Background: The mutational mechanism responsible for cyst formation in polycystic kidney disease 1 gene (PKD1) remains controversial, with data indicating a two-hit mechanism, but also evidence of polycystin-1 expression in cystic tissue.
Methods: To investigate this apparent paradox, we analyzed polycystin-1 expression in cystic renal or liver tissue from 10 patients with truncating PKD1 mutations (including one early-onset case) and 2 patients with severe disease associated with contiguous deletions of TSC2 and PKD1, using monoclonal antibodies (mAbs) to both extreme N-(7e12) and C-terminal (PKS-A) regions of the protein. Truncation of the C-terminal epitope from the putative mutant proteins in each case allowed exclusive assessment of the nontruncated protein with PKS-A.
Results: In adult PKD1 tissue, the majority of cysts (approximately 80%) showed polycystin-1 expression, although staining was absent in a variable but significant minority (approximately 20%), in spite of the normal expression of marker proteins. Unlike adult PKD1, however, negative cysts were rarely found in infantile PKD1 or TSC2/PKD1 deletion cases.

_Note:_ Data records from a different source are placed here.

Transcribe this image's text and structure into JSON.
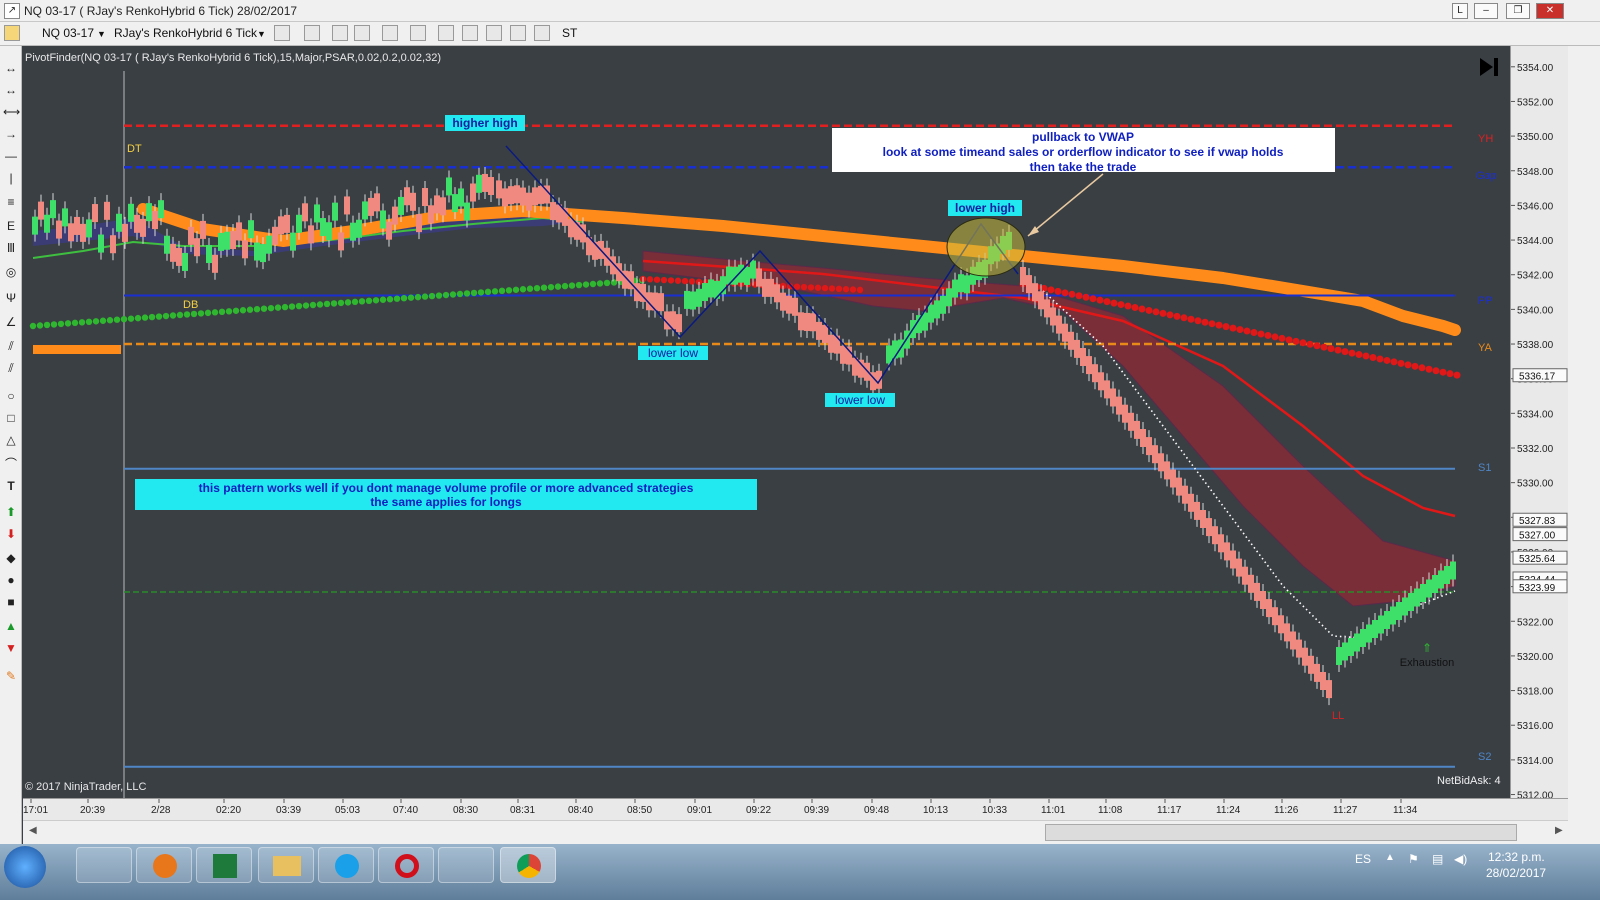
{
  "window": {
    "title": "NQ 03-17 ( RJay's RenkoHybrid  6 Tick)  28/02/2017",
    "btn_l": "L"
  },
  "toolbar": {
    "instrument": "NQ 03-17",
    "bartype": "RJay's RenkoHybrid  6 Tick",
    "st_label": "ST"
  },
  "chart": {
    "indicator_label": "PivotFinder(NQ 03-17 ( RJay's RenkoHybrid  6 Tick),15,Major,PSAR,0.02,0.2,0.02,32)",
    "copyright": "© 2017 NinjaTrader, LLC",
    "netbidask": "NetBidAsk: 4",
    "annotations": {
      "higher_high": "higher high",
      "lower_high": "lower high",
      "lower_low_1": "lower low",
      "lower_low_2": "lower low",
      "note_line1": "pullback to VWAP",
      "note_line2": "look at some timeand sales or orderflow indicator to see if vwap holds",
      "note_line3": "then take the trade",
      "pattern_line1": "this pattern works well if you dont manage volume profile or more advanced strategies",
      "pattern_line2": "the same applies for longs",
      "exhaustion": "Exhaustion",
      "dt": "DT",
      "db": "DB",
      "ll_mark": "LL"
    },
    "levels": {
      "yh": "YH",
      "gap": "Gap",
      "pp": "PP",
      "ya": "YA",
      "s1": "S1",
      "s2": "S2"
    }
  },
  "chart_data": {
    "type": "candlestick",
    "price_axis": {
      "ticks": [
        "5354.00",
        "5352.00",
        "5350.00",
        "5348.00",
        "5346.00",
        "5344.00",
        "5342.00",
        "5340.00",
        "5338.00",
        "5336.00",
        "5334.00",
        "5332.00",
        "5330.00",
        "5328.00",
        "5326.00",
        "5324.00",
        "5322.00",
        "5320.00",
        "5318.00",
        "5316.00",
        "5314.00",
        "5312.00"
      ],
      "ylim": [
        5311.8,
        5355.2
      ],
      "markers": [
        {
          "label": "5336.17",
          "value": 5336.17
        },
        {
          "label": "5327.83",
          "value": 5327.83
        },
        {
          "label": "5327.00",
          "value": 5327.0
        },
        {
          "label": "5325.64",
          "value": 5325.64
        },
        {
          "label": "5324.44",
          "value": 5324.44
        },
        {
          "label": "5323.99",
          "value": 5323.99
        }
      ]
    },
    "time_axis": {
      "ticks": [
        "17:01",
        "20:39",
        "2/28",
        "02:20",
        "03:39",
        "05:03",
        "07:40",
        "08:30",
        "08:31",
        "08:40",
        "08:50",
        "09:01",
        "09:22",
        "09:39",
        "09:48",
        "10:13",
        "10:33",
        "11:01",
        "11:08",
        "11:17",
        "11:24",
        "11:26",
        "11:27",
        "11:34"
      ]
    },
    "levels": [
      {
        "name": "YH",
        "value": 5350.6,
        "color": "#e02020"
      },
      {
        "name": "Gap",
        "value": 5348.2,
        "color": "#1a2fd0"
      },
      {
        "name": "PP",
        "value": 5340.8,
        "color": "#1a2fd0"
      },
      {
        "name": "YA",
        "value": 5338.0,
        "color": "#e88a1a"
      },
      {
        "name": "S1",
        "value": 5330.8,
        "color": "#4f86c6"
      },
      {
        "name": "S2",
        "value": 5313.6,
        "color": "#4f86c6"
      }
    ],
    "colors": {
      "up": "#3ee06a",
      "down": "#f08a80",
      "psar_green": "#2fb82f",
      "psar_red": "#e01818",
      "band_orange": "#ff8c1a",
      "vwap_red": "#e01818",
      "zigzag": "#0a1a80",
      "background": "#3a3f44"
    }
  }
}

Conclusions: If a two-hit mutational mechanism is operational, these results suggest that the majority of somatic mutations in adult PKD1 are likely to be missense changes. The low level of polycystin-1-negative cysts in the three "early-onset" cases, however, suggests that a somatic PKD1 mutation may not always be required for cyst formation.